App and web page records

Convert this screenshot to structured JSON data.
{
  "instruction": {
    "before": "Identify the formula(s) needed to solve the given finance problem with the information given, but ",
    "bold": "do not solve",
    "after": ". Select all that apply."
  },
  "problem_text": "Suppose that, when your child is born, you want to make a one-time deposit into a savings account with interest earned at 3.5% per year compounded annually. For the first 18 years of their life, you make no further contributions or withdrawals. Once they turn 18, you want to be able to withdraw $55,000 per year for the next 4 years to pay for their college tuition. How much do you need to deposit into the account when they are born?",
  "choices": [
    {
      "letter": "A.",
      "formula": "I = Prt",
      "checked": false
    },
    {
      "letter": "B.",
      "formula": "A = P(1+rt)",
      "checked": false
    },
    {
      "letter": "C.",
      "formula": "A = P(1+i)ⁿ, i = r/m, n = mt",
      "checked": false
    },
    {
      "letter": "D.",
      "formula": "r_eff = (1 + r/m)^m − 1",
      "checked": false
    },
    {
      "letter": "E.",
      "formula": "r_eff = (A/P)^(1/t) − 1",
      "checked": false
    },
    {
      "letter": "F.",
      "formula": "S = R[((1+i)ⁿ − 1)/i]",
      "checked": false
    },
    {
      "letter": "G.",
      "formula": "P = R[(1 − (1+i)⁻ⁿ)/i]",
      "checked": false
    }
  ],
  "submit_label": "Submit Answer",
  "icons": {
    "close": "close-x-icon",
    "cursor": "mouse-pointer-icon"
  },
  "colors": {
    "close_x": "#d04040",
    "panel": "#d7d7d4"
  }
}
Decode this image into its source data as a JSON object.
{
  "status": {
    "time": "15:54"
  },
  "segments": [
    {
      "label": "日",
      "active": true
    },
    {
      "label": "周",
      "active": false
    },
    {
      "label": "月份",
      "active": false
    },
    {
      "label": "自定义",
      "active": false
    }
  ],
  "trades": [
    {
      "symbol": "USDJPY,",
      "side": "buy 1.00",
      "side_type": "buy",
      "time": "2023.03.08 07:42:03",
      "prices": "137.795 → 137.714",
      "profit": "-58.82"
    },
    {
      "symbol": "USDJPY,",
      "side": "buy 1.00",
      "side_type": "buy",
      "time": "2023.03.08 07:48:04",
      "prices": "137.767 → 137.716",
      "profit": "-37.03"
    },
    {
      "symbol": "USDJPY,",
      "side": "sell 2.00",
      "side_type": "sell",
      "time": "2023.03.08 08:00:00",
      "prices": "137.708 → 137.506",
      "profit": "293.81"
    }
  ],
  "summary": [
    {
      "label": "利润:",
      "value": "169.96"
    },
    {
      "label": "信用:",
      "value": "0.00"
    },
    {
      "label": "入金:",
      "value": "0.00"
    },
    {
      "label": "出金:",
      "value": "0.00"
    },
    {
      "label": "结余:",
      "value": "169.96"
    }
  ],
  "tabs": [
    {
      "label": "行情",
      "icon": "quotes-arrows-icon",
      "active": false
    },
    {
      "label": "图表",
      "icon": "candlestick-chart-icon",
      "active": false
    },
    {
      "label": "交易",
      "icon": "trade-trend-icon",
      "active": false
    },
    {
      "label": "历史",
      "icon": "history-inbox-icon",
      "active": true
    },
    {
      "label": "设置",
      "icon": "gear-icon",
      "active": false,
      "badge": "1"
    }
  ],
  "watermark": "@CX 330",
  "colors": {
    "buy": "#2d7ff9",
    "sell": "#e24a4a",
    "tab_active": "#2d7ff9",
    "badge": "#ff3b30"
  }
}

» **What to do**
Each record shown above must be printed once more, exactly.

» **Task solution**
Convert this screenshot to structured JSON data.
{
  "instruction": {
    "before": "Identify the formula(s) needed to solve the given finance problem with the information given, but ",
    "bold": "do not solve",
    "after": ". Select all that apply."
  },
  "problem_text": "Suppose that, when your child is born, you want to make a one-time deposit into a savings account with interest earned at 3.5% per year compounded annually. For the first 18 years of their life, you make no further contributions or withdrawals. Once they turn 18, you want to be able to withdraw $55,000 per year for the next 4 years to pay for their college tuition. How much do you need to deposit into the account when they are born?",
  "choices": [
    {
      "letter": "A.",
      "formula": "I = Prt",
      "checked": false
    },
    {
      "letter": "B.",
      "formula": "A = P(1+rt)",
      "checked": false
    },
    {
      "letter": "C.",
      "formula": "A = P(1+i)ⁿ, i = r/m, n = mt",
      "checked": false
    },
    {
      "letter": "D.",
      "formula": "r_eff = (1 + r/m)^m − 1",
      "checked": false
    },
    {
      "letter": "E.",
      "formula": "r_eff = (A/P)^(1/t) − 1",
      "checked": false
    },
    {
      "letter": "F.",
      "formula": "S = R[((1+i)ⁿ − 1)/i]",
      "checked": false
    },
    {
      "letter": "G.",
      "formula": "P = R[(1 − (1+i)⁻ⁿ)/i]",
      "checked": false
    }
  ],
  "submit_label": "Submit Answer",
  "icons": {
    "close": "close-x-icon",
    "cursor": "mouse-pointer-icon"
  },
  "colors": {
    "close_x": "#d04040",
    "panel": "#d7d7d4"
  }
}
Decode this image into its source data as a JSON object.
{
  "status": {
    "time": "15:54"
  },
  "segments": [
    {
      "label": "日",
      "active": true
    },
    {
      "label": "周",
      "active": false
    },
    {
      "label": "月份",
      "active": false
    },
    {
      "label": "自定义",
      "active": false
    }
  ],
  "trades": [
    {
      "symbol": "USDJPY,",
      "side": "buy 1.00",
      "side_type": "buy",
      "time": "2023.03.08 07:42:03",
      "prices": "137.795 → 137.714",
      "profit": "-58.82"
    },
    {
      "symbol": "USDJPY,",
      "side": "buy 1.00",
      "side_type": "buy",
      "time": "2023.03.08 07:48:04",
      "prices": "137.767 → 137.716",
      "profit": "-37.03"
    },
    {
      "symbol": "USDJPY,",
      "side": "sell 2.00",
      "side_type": "sell",
      "time": "2023.03.08 08:00:00",
      "prices": "137.708 → 137.506",
      "profit": "293.81"
    }
  ],
  "summary": [
    {
      "label": "利润:",
      "value": "169.96"
    },
    {
      "label": "信用:",
      "value": "0.00"
    },
    {
      "label": "入金:",
      "value": "0.00"
    },
    {
      "label": "出金:",
      "value": "0.00"
    },
    {
      "label": "结余:",
      "value": "169.96"
    }
  ],
  "tabs": [
    {
      "label": "行情",
      "icon": "quotes-arrows-icon",
      "active": false
    },
    {
      "label": "图表",
      "icon": "candlestick-chart-icon",
      "active": false
    },
    {
      "label": "交易",
      "icon": "trade-trend-icon",
      "active": false
    },
    {
      "label": "历史",
      "icon": "history-inbox-icon",
      "active": true
    },
    {
      "label": "设置",
      "icon": "gear-icon",
      "active": false,
      "badge": "1"
    }
  ],
  "watermark": "@CX 330",
  "colors": {
    "buy": "#2d7ff9",
    "sell": "#e24a4a",
    "tab_active": "#2d7ff9",
    "badge": "#ff3b30"
  }
}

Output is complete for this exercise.